## What needs to be done
The answer must consist of every line in the records below that contains the string "this".
[[ Dataset, beginning ]]
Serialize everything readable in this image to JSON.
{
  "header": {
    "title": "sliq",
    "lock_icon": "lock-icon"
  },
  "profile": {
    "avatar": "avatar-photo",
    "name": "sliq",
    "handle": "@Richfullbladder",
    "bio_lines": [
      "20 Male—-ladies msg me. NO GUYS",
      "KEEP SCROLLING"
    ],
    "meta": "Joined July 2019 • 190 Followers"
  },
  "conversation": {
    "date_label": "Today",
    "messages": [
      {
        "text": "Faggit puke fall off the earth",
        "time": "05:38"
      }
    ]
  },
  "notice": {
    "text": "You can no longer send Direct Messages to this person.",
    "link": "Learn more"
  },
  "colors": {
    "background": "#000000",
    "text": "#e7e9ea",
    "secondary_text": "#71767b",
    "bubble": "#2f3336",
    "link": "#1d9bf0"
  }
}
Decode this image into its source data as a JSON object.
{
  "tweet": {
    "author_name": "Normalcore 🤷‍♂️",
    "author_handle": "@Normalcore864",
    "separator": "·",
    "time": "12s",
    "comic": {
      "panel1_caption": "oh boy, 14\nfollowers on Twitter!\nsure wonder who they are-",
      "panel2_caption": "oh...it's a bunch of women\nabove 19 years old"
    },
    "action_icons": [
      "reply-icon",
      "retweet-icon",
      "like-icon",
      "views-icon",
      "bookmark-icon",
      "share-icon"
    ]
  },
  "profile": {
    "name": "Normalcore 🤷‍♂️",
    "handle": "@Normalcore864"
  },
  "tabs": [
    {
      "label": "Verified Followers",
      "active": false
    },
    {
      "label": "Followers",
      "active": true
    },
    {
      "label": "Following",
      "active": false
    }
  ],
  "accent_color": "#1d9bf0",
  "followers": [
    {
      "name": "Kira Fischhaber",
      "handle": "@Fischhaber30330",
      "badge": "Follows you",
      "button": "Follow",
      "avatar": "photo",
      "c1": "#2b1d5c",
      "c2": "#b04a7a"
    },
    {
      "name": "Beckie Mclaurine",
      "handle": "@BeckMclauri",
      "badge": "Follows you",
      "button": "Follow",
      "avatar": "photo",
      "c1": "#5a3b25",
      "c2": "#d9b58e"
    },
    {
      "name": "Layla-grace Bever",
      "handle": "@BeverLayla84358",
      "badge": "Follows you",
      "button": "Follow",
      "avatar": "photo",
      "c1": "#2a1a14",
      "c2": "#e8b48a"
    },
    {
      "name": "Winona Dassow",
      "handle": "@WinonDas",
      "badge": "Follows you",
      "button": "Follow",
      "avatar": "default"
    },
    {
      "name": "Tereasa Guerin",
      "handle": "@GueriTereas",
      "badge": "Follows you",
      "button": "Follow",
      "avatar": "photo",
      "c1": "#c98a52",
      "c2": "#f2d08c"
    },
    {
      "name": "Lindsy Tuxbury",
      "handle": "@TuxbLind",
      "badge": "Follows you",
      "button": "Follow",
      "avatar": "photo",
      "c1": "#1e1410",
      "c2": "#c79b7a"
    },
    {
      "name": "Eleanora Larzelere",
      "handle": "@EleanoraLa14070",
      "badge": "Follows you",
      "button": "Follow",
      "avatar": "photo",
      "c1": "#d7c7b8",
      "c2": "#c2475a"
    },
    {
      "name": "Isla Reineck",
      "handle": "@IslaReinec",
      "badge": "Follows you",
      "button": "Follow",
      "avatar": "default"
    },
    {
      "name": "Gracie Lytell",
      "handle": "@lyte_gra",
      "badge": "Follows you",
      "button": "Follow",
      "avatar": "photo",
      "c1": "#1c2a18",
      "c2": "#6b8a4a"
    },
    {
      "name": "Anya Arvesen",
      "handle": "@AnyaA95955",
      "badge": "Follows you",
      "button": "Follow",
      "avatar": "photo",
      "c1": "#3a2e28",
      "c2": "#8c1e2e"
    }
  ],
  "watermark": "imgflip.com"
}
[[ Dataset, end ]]
## Expected output
Serialize everything readable in this image to JSON.
    "text": "You can no longer send Direct Messages to this person.",
Decode this image into its source data as a JSON object.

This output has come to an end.